Task to complete:
Output the records again verbatim.

Information supplied:
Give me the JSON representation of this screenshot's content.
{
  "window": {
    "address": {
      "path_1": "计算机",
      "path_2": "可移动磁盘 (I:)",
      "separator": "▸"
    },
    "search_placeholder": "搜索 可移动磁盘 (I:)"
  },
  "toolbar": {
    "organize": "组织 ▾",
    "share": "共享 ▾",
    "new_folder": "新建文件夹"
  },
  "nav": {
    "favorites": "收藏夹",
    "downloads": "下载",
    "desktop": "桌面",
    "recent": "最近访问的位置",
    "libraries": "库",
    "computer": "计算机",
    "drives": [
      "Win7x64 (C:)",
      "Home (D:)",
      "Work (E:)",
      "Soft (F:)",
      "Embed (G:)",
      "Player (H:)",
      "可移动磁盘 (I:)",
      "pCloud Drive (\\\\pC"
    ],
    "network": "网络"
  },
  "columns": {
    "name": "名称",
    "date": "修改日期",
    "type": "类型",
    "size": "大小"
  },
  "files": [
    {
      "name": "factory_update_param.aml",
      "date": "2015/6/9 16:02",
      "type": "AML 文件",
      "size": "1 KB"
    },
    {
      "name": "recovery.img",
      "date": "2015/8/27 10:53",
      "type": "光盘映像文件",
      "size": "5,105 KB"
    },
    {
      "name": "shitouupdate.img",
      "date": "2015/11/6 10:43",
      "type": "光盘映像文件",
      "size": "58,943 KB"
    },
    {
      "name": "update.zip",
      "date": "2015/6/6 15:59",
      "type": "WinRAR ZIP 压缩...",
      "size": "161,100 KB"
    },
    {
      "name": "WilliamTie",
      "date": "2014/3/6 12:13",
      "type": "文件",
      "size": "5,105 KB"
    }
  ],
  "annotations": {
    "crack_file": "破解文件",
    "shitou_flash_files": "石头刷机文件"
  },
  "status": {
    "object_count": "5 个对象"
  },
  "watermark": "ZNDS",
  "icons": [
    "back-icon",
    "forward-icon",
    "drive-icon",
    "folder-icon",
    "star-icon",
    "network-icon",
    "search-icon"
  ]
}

Solved exercise:
Give me the JSON representation of this screenshot's content.
{
  "window": {
    "address": {
      "path_1": "计算机",
      "path_2": "可移动磁盘 (I:)",
      "separator": "▸"
    },
    "search_placeholder": "搜索 可移动磁盘 (I:)"
  },
  "toolbar": {
    "organize": "组织 ▾",
    "share": "共享 ▾",
    "new_folder": "新建文件夹"
  },
  "nav": {
    "favorites": "收藏夹",
    "downloads": "下载",
    "desktop": "桌面",
    "recent": "最近访问的位置",
    "libraries": "库",
    "computer": "计算机",
    "drives": [
      "Win7x64 (C:)",
      "Home (D:)",
      "Work (E:)",
      "Soft (F:)",
      "Embed (G:)",
      "Player (H:)",
      "可移动磁盘 (I:)",
      "pCloud Drive (\\\\pC"
    ],
    "network": "网络"
  },
  "columns": {
    "name": "名称",
    "date": "修改日期",
    "type": "类型",
    "size": "大小"
  },
  "files": [
    {
      "name": "factory_update_param.aml",
      "date": "2015/6/9 16:02",
      "type": "AML 文件",
      "size": "1 KB"
    },
    {
      "name": "recovery.img",
      "date": "2015/8/27 10:53",
      "type": "光盘映像文件",
      "size": "5,105 KB"
    },
    {
      "name": "shitouupdate.img",
      "date": "2015/11/6 10:43",
      "type": "光盘映像文件",
      "size": "58,943 KB"
    },
    {
      "name": "update.zip",
      "date": "2015/6/6 15:59",
      "type": "WinRAR ZIP 压缩...",
      "size": "161,100 KB"
    },
    {
      "name": "WilliamTie",
      "date": "2014/3/6 12:13",
      "type": "文件",
      "size": "5,105 KB"
    }
  ],
  "annotations": {
    "crack_file": "破解文件",
    "shitou_flash_files": "石头刷机文件"
  },
  "status": {
    "object_count": "5 个对象"
  },
  "watermark": "ZNDS",
  "icons": [
    "back-icon",
    "forward-icon",
    "drive-icon",
    "folder-icon",
    "star-icon",
    "network-icon",
    "search-icon"
  ]
}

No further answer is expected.